(By the way, people who go on and on about how great they are, like Quentin Tarantino and Phil Hellmuth, drive you crazy in a special way that only those who live up to their own ridiculous hype can.)

The fact that she's still thinking and writing songs about him and how goddamn beautiful/perfect/irresistable/vain he was “several years” after he “had her” substantiates his vanity (like his Lear jet and his horse “naturally” winning at Saratoga), which is maddening, and throws her right back into the cycle of love/resentment. He is in fact the kind of person people write songs about and can't forget. She wants to hate him for the fact that he knows it. But, no, that's just why she loved him. He's right. He's unforgettably terrific. If she could just forget him, she wouldn't be singing the song. But she can't, and the reason she's singing the song is precisely why fell so hard for him, and can't possibly get over the fact that he “gave away the things [he] loved and one of them was me.”

Right?

You're Invited

I've helped to put together a little theatrical field trip tonight for the America's Future Foundation's newly recussitated AFF Underground cultural series. There's a couple spots left for discount tickets, and you should email me if you want to come.

We'll be going to theater J at the DC Jewish Community Center to see the award-winning new play Hannah and Martin, by Kate Fodor. Hannah and Martin explores the intellectual and intimate relationship between celebrated philosopher and notorious Nazi, Martin Heidegger, and Hannah Arendt, one of the 20th Century's most incisive theorists and critics of totalitarianism.

After the play, we will convene to Local 16, at the corner of 16th and U Streets for drinks and discussion of what promises to be intellectually provocative play.

Tickets are $25.00, five dollars off the regular price, and a merer $20.00 for AFF Founder's Club members, ten dollars off the regular price. (Why not become a Founder's Club member now?) AFF Underground has a block of only 30 seats, so act fast.

If you would like to claim a ticket, email me at willwilkinson AT gmail DOT com.

—-

Hannah and Martin
Thursday, June 2, 7:30 pm
Theater J, DC Jewish Community Center
1529 16th St NW

“Celebrated professor and philosopher Hannah Arendt is forced to confront charges that her lover and mentor, the venerable Martin Heidegger, is a Nazi sympathizer and must choose whether to indict or
forgive him. A sensual and deeply felt play of ideas that mines questions of forgiveness, academic independence, and the limits of loyalty when blinded by romantic desire.”

For more info: Theater J at the DC Jewish Community Center to see the award-winning new play Hannah and Martin, by Kate Fodor.

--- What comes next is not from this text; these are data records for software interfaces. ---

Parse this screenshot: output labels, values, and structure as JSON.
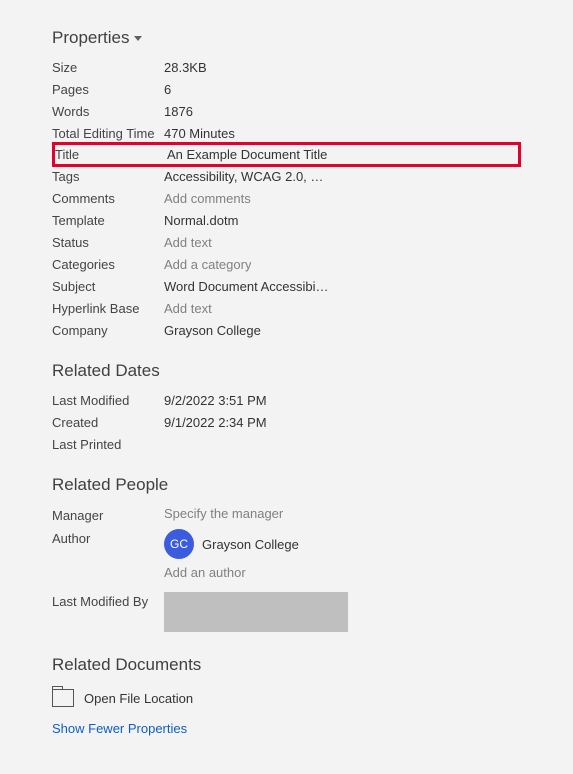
{
  "properties_header": "Properties",
  "properties": [
    {
      "label": "Size",
      "value": "28.3KB",
      "interactable": false
    },
    {
      "label": "Pages",
      "value": "6",
      "interactable": false
    },
    {
      "label": "Words",
      "value": "1876",
      "interactable": false
    },
    {
      "label": "Total Editing Time",
      "value": "470 Minutes",
      "interactable": false
    },
    {
      "label": "Title",
      "value": "An Example Document Title",
      "interactable": true,
      "highlight": true
    },
    {
      "label": "Tags",
      "value": "Accessibility, WCAG 2.0, …",
      "interactable": true
    },
    {
      "label": "Comments",
      "value": "Add comments",
      "placeholder": true,
      "interactable": true
    },
    {
      "label": "Template",
      "value": "Normal.dotm",
      "interactable": false
    },
    {
      "label": "Status",
      "value": "Add text",
      "placeholder": true,
      "interactable": true
    },
    {
      "label": "Categories",
      "value": "Add a category",
      "placeholder": true,
      "interactable": true
    },
    {
      "label": "Subject",
      "value": "Word Document Accessibi…",
      "interactable": true
    },
    {
      "label": "Hyperlink Base",
      "value": "Add text",
      "placeholder": true,
      "interactable": true
    },
    {
      "label": "Company",
      "value": "Grayson College",
      "interactable": true
    }
  ],
  "related_dates_header": "Related Dates",
  "related_dates": [
    {
      "label": "Last Modified",
      "value": "9/2/2022 3:51 PM"
    },
    {
      "label": "Created",
      "value": "9/1/2022 2:34 PM"
    },
    {
      "label": "Last Printed",
      "value": ""
    }
  ],
  "related_people_header": "Related People",
  "manager_label": "Manager",
  "manager_placeholder": "Specify the manager",
  "author_label": "Author",
  "author_initials": "GC",
  "author_name": "Grayson College",
  "add_author_placeholder": "Add an author",
  "last_modified_by_label": "Last Modified By",
  "related_documents_header": "Related Documents",
  "open_file_location_label": "Open File Location",
  "show_fewer_label": "Show Fewer Properties"
}
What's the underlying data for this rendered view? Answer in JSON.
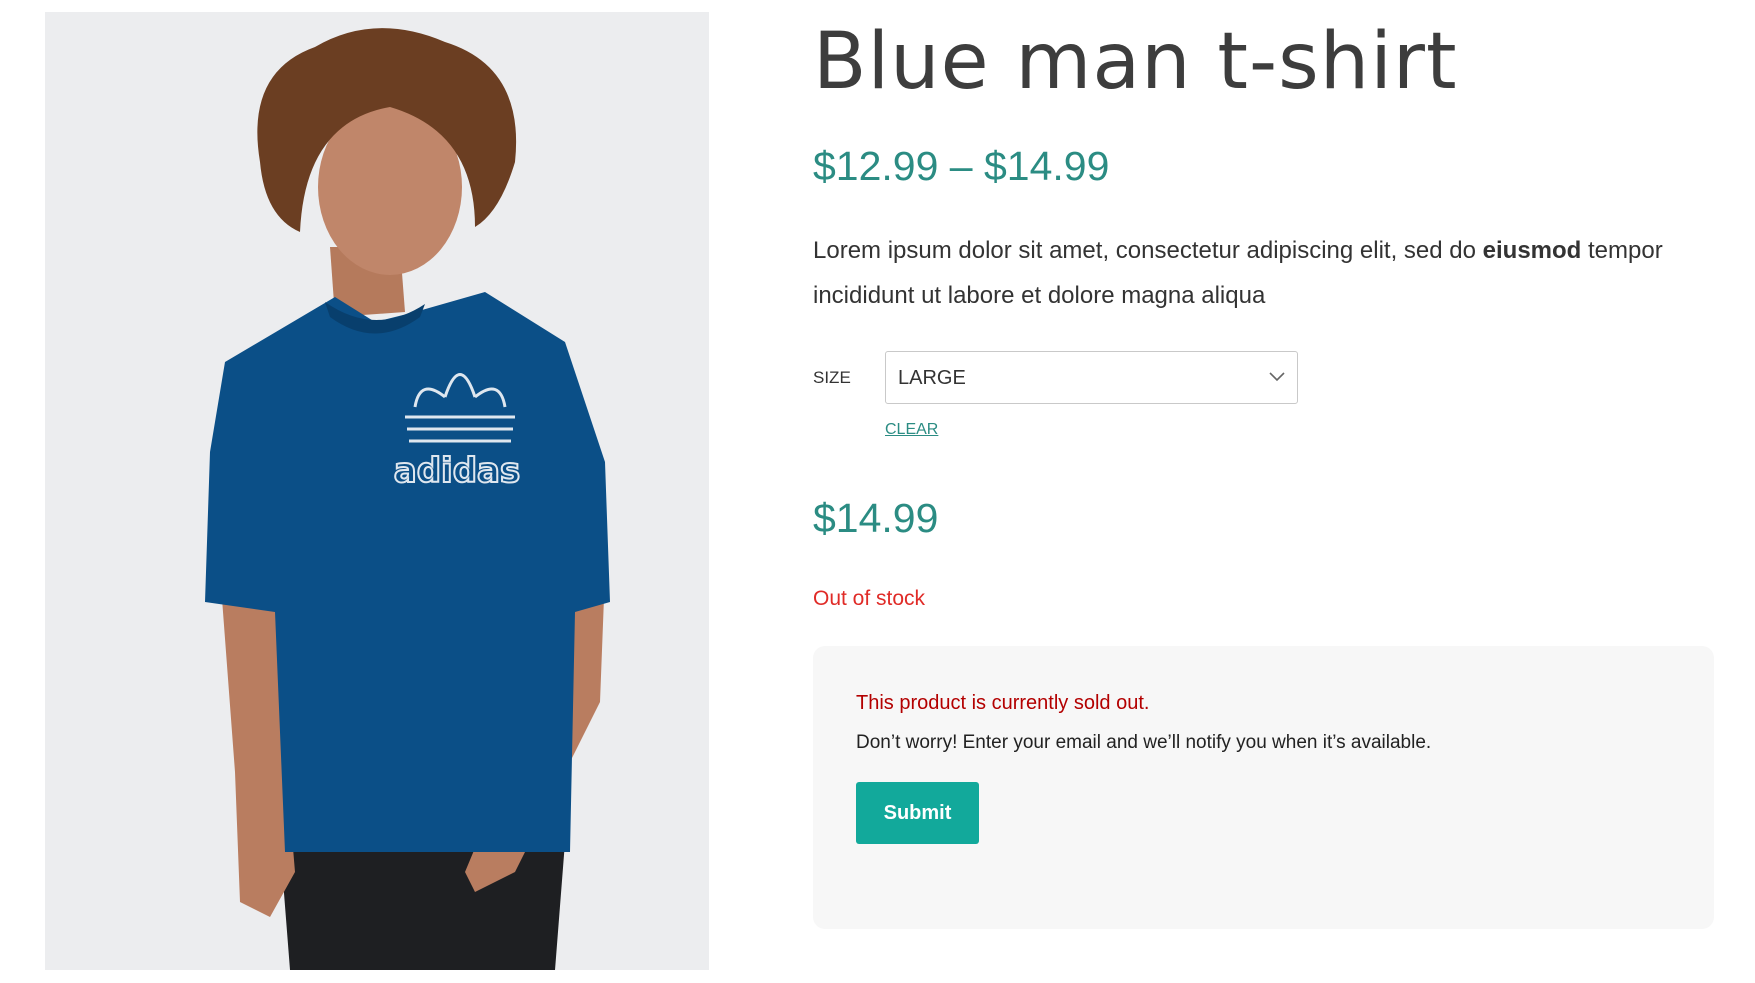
{
  "product": {
    "title": "Blue man t-shirt",
    "price_range": "$12.99 – $14.99",
    "description": {
      "before_bold": "Lorem ipsum dolor sit amet, consectetur adipiscing elit, sed do ",
      "bold": "eiusmod",
      "after_bold": " tempor incididunt ut labore et dolore magna aliqua"
    },
    "image_icon": "tshirt-photo",
    "logo_text": "adidas"
  },
  "variation": {
    "size_label": "SIZE",
    "size_selected": "LARGE",
    "clear_label": "CLEAR",
    "dropdown_icon": "chevron-down-icon"
  },
  "selected_price": "$14.99",
  "stock_status": "Out of stock",
  "notify": {
    "title": "This product is currently sold out.",
    "message": "Don’t worry! Enter your email and we’ll notify you when it’s available.",
    "submit_label": "Submit"
  },
  "colors": {
    "accent": "#2b8c83",
    "button": "#12a99b",
    "out_of_stock": "#e02b27",
    "sold_out_title": "#b30000",
    "shirt": "#0b4f87"
  }
}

Hannah and Martin explores the intellectual and intimate relationship between celebrated philosopher and notorious Nazi, Martin Heidegger, and Hannah Arendt, one of the 20th Century's most incisive theorists and critics of totalitarianism.

After the play, we will convene to Local 16, at the corner of 16th and U Streets for drinks and discussion of what promises to be intellectually provocative play.

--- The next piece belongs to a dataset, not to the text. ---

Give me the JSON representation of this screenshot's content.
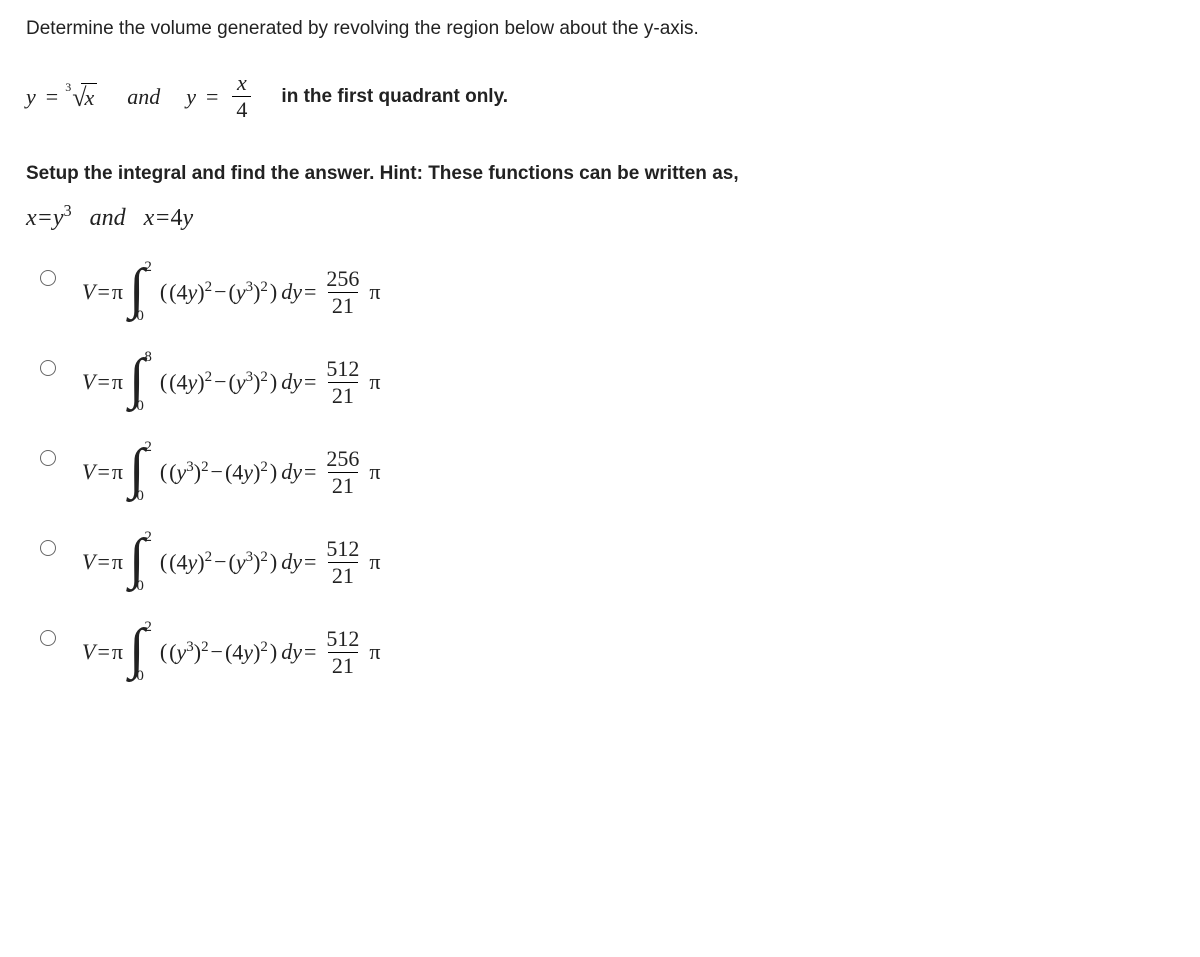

Tickets are $25.00, five dollars off the regular price, and a merer $20.00 for AFF Founder's Club members, ten dollars off the regular price. (Why not become a Founder's Club member now?) AFF Underground has a block of only 30 seats, so act fast. Email Chris Morris at chris@americasfuture.org if you would like to claim a ticket.

Hannah and Martin
Thursday, June 2, 7:30 pm
Theater J, DC Jewish Community Center
1529 16th St NW

“Celebrated professor and philosopher Hannah Arendt is forced to confront charges that her lover and mentor, the venerable Martin Heidegger, is a Nazi sympathizer and must choose whether to indict or
forgive him. A sensual and deeply felt play of ideas that mines questions of forgiveness, academic independence, and the limits of loyalty when blinded by romantic desire.”

For more info, visit the page at Theater J.

[UPDATE: AFF's block of tickets at the discounted rate is now spoken for. However, if you're interested in coming and didn't get a discount ticket, you should still feel free to join us. Call the theater for tickets, meet us before in front of the JCC (7:15-ish), and join us for drinks and discussion afterwards at Local 16.]